►

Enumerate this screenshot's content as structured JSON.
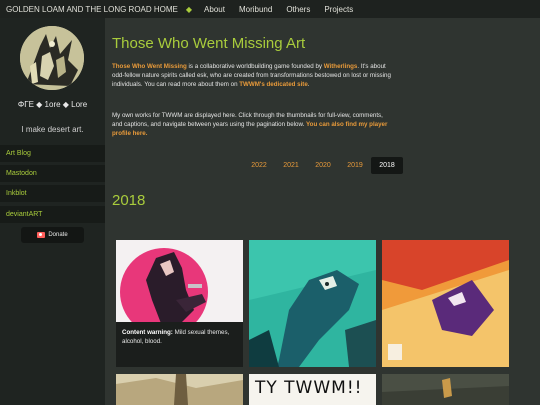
{
  "topnav": {
    "brand": "GOLDEN LOAM AND THE LONG ROAD HOME",
    "diamond": "◆",
    "links": [
      "About",
      "Moribund",
      "Others",
      "Projects"
    ]
  },
  "sidebar": {
    "title": "ΦΓΕ ◆ 1ore ◆ Lore",
    "subtitle": "I make desert art.",
    "links": [
      "Art Blog",
      "Mastodon",
      "Inkblot",
      "deviantART"
    ],
    "donate_label": "Donate"
  },
  "main": {
    "title": "Those Who Went Missing Art",
    "intro": {
      "game_name": "Those Who Went Missing",
      "text1": " is a collaborative worldbuilding game founded by ",
      "founder": "Witherlings",
      "text2": ". It's about odd-fellow nature spirits called esk, who are created from transformations bestowed on lost or missing individuals. You can read more about them on ",
      "site_link": "TWWM's dedicated site",
      "text3": "."
    },
    "intro2": {
      "text": "My own works for TWWM are displayed here. Click through the thumbnails for full-view, comments, and captions, and navigate between years using the pagination below. ",
      "profile_link": "You can also find my player profile here."
    },
    "years": [
      "2022",
      "2021",
      "2020",
      "2019",
      "2018"
    ],
    "active_year": "2018",
    "year_heading": "2018",
    "thumbs": [
      {
        "cw_label": "Content warning:",
        "cw_text": " Mild sexual themes, alcohol, blood."
      }
    ],
    "thumb_text": "TY TWWM!!"
  },
  "colors": {
    "accent_green": "#a9cc3c",
    "accent_orange": "#e89a3a",
    "background": "#2f3430",
    "sidebar": "#1f2421"
  }
}
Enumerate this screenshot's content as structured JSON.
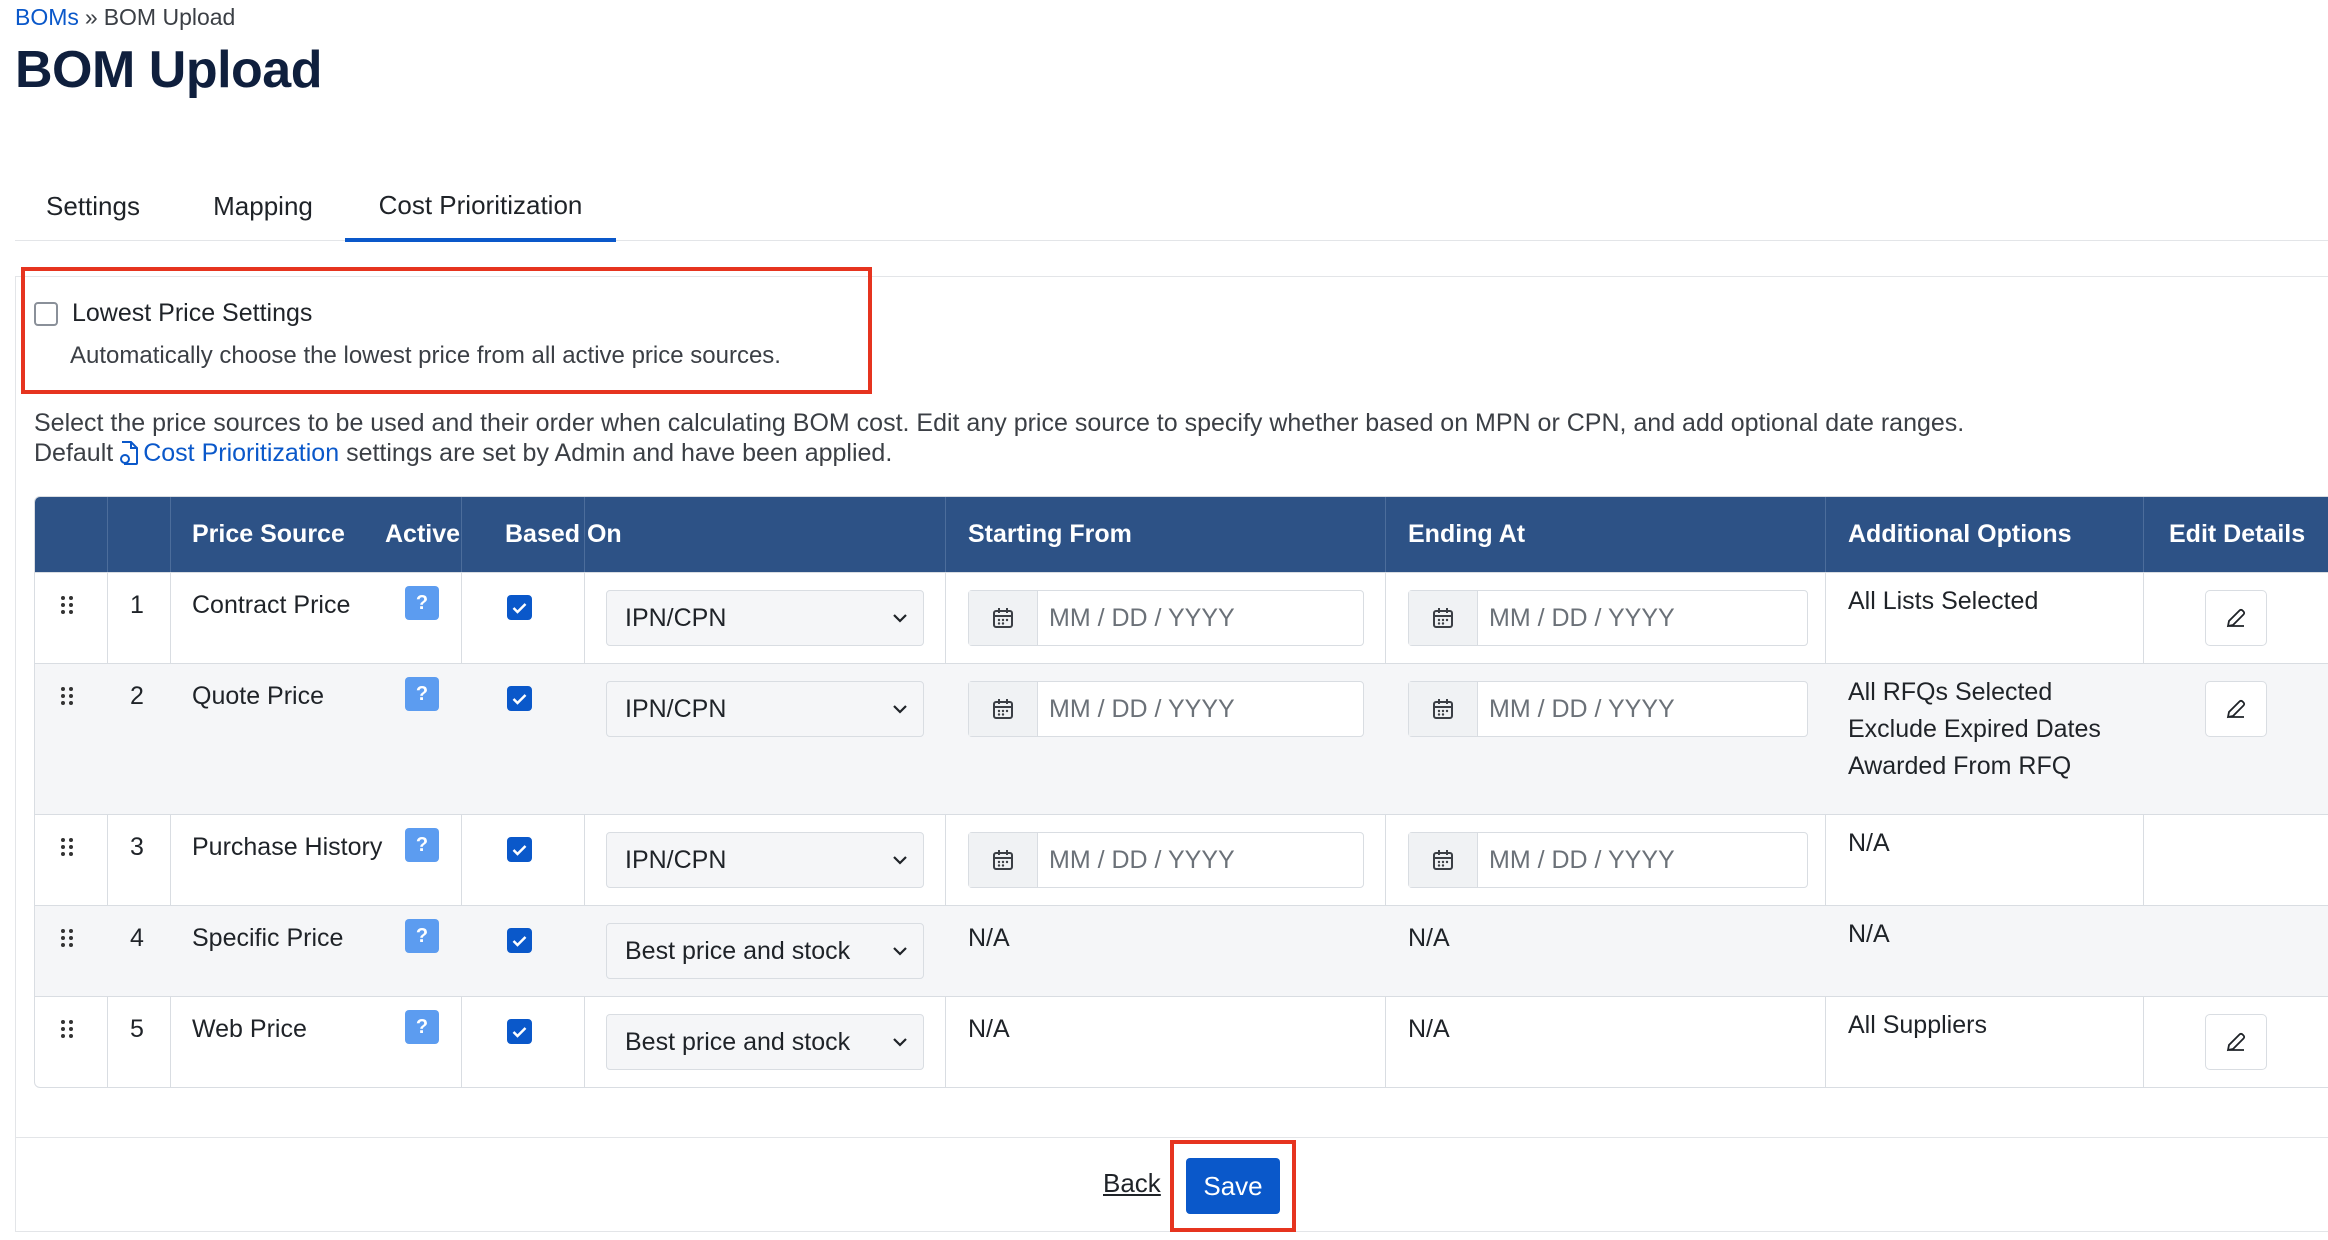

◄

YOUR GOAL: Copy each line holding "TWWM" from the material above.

RESULT FOR THIS TASK:
      "site_link": "TWWM's dedicated site",
      "text": "My own works for TWWM are displayed here. Click through the thumbnails for full-view, comments, and captions, and navigate between years using the pagination below. ",
    "thumb_text": "TY TWWM!!"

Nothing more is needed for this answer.